The research, carried out by British wallpaper brand Graham & Brown (opens in new tab) ahead of International Wallpaper Week, found that an average of 19 per cent of renters are currently prohibited from decorating their rented property, a factor that 43 per cent suggest either has (or does) put them off staying in a property for longer.
In response to the research, Alan Kemp, head of brand marketing at Graham & Brown suggests that significant growth in the UK rental market, combined with landlords' reluctance to allow renters to decorate, is 'leaving Generation Rent lagging behind in the home style stakes.' He urges landlords to let renters make their mark when it comes to interior decoration, 'especially as there are so many... non permanent (options), including strippable wallpaper, rugs and statement artwork.'
What would renters like to do to their homes?
With 24 per cent of those asked having been put off a rental property on account of its plain or magnolia walls, and a further 32 per cent dissuaded by coloured bathrooms, we're confident that these would be some of the first features to go, were tenants at liberty to decorate.
When it comes to the plans renters have for their properties, it seems that wallpapering is high on the agenda, with 85 per cent of survey participants suggesting that they like the idea, in particular on-trend feature walls.
How do landlords feel about letting tenants decorate?
An overwhelming 78 per cent of landlords asked stated that they would be unwilling to allow tenants to decorate on account of a lack of time to organise renovations or concerns regarding tenants tastes.
That, said, there does appear to be room for change in thinking, with 32 per cent of landlords suggesting they'd be open to tenants taking on the interiors, if they were willing to pay for it, and a similar percentage suggesting that help from professionals would be enough to change their mind.
How would being able to decorate benefit landlords?
In favour of rental tenants being allowed to decorate is data suggesting that it, in turn, encourages tenants to actively look after their property – 44 per cent of those asked, to be precise.

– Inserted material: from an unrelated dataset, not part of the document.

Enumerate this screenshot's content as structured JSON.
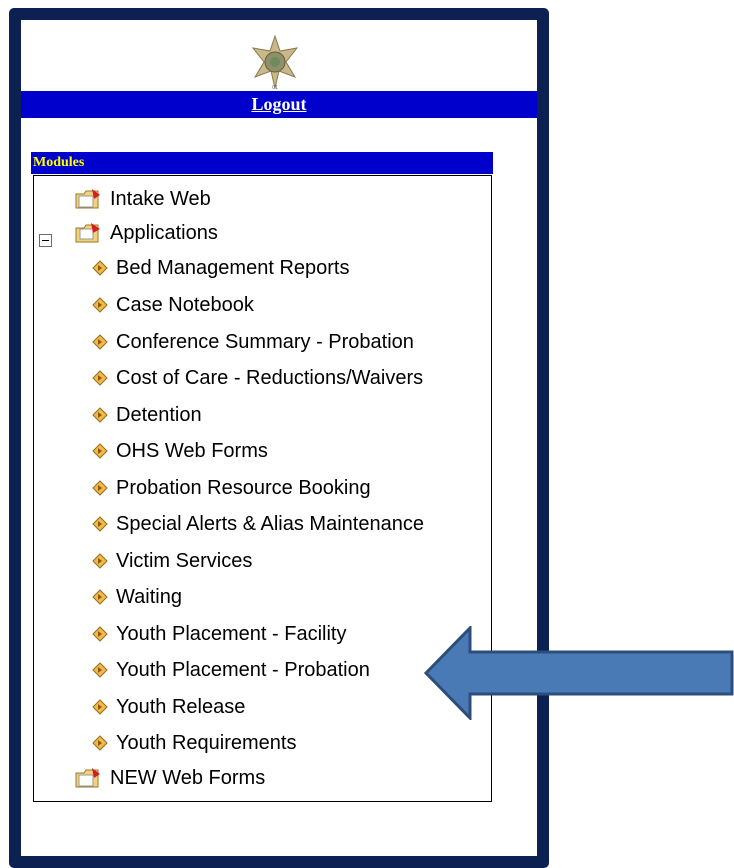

Alterations would also be at no cost to the landlord, in many cases, with 30 per cent suggesting they would invest their own money in order to improve the aesthetic appearance of their rental property.

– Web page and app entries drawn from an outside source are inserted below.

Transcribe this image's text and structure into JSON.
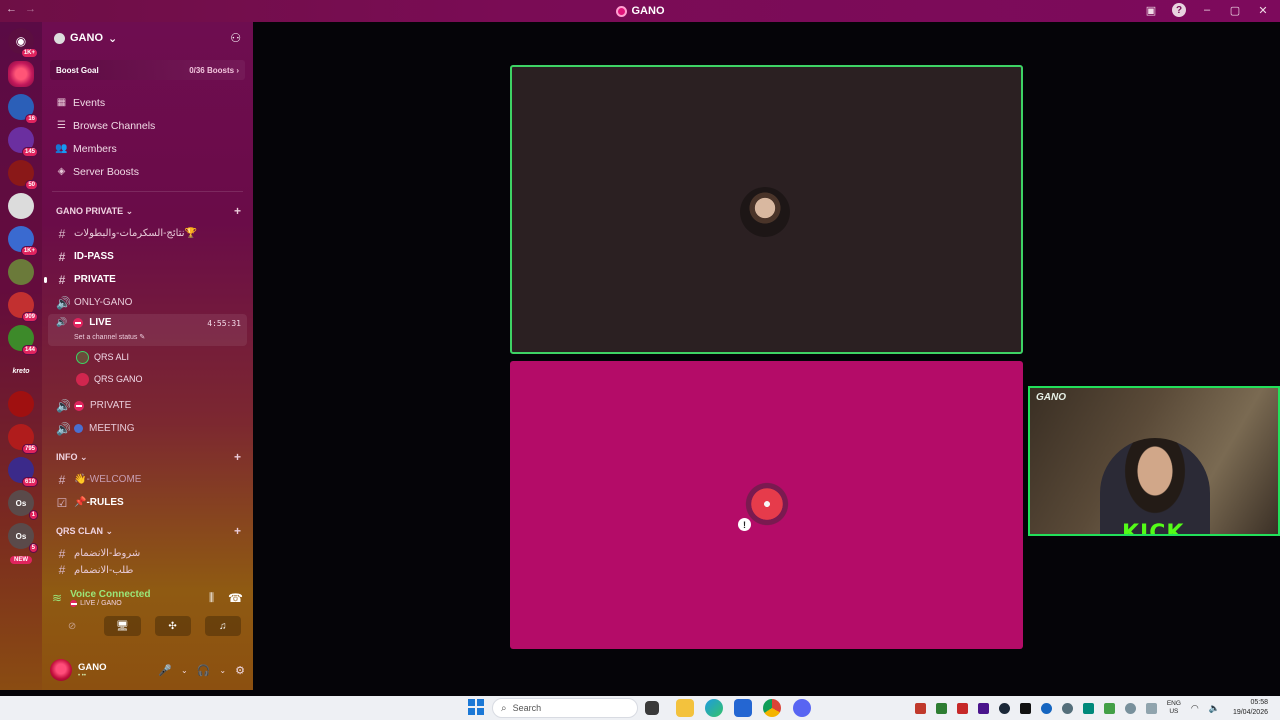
{
  "window": {
    "title": "GANO",
    "nav_back": "←",
    "nav_forward": "→"
  },
  "server": {
    "name": "GANO"
  },
  "boost": {
    "label": "Boost Goal",
    "progress": "0/36 Boosts",
    "chevron": "›"
  },
  "nav_items": [
    {
      "label": "Events",
      "icon": "calendar-icon"
    },
    {
      "label": "Browse Channels",
      "icon": "list-icon"
    },
    {
      "label": "Members",
      "icon": "members-icon"
    },
    {
      "label": "Server Boosts",
      "icon": "boost-icon"
    }
  ],
  "categories": {
    "private": "GANO PRIVATE",
    "info": "INFO",
    "qrs": "QRS CLAN"
  },
  "channels": {
    "results": "نتائج-السكرمات-والبطولات🏆",
    "id_pass": "ID-PASS",
    "private_text": "PRIVATE",
    "only_gano": "ONLY-GANO",
    "live": "LIVE",
    "live_time": "4:55:31",
    "live_status": "Set a channel status",
    "private_voice": "PRIVATE",
    "meeting": "MEETING",
    "welcome": "👋-WELCOME",
    "rules": "📌-RULES",
    "join_rules": "شروط-الانضمام",
    "join_request": "طلب-الانضمام"
  },
  "voice_users": [
    "QRS ALI",
    "QRS GANO"
  ],
  "server_badges": [
    "1K+",
    "16",
    "145",
    "50",
    "1K+",
    "",
    "909",
    "144",
    "",
    "",
    "795",
    "610",
    "1",
    "5"
  ],
  "server_labels": {
    "kreto": "kreto",
    "os1": "Os",
    "os2": "Os",
    "new": "NEW"
  },
  "voice_panel": {
    "status": "Voice Connected",
    "channel": "LIVE / GANO"
  },
  "user": {
    "name": "GANO",
    "sub": "• ••"
  },
  "stage": {
    "camera_label": "GANO",
    "camera_brand": "KICK"
  },
  "taskbar": {
    "search_placeholder": "Search",
    "lang_top": "ENG",
    "lang_bottom": "US",
    "time": "05:58",
    "date": "19/04/2026"
  },
  "colors": {
    "accent": "#e0245e",
    "speaking": "#3ed365",
    "stage_pink": "#b40c68",
    "kick_green": "#53fc18"
  }
}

In addition to benefits for current tenants, research by Graham & Brown also suggests that its a prospect worth considering with regards to prospective future tenants, as nearly four in 10 (well, 38 per cent) have suggested that poor – or complete lack of – decor has put them of renting. Renters, it seems, are particular.
Non-permanent decorating solutions are the... solution
For Graham & Brown, the solution seems simple: landlords and tenants need to meet in the middle. The Superfresco Easy Wallpaper (opens in new tab) does just this, having been specifically designed to help make the most of rented spaces. Designed as a short-term solution, non-woven technology ensures that wallpaper is easy to hang and remove with no lasting damage. It's as easy as that.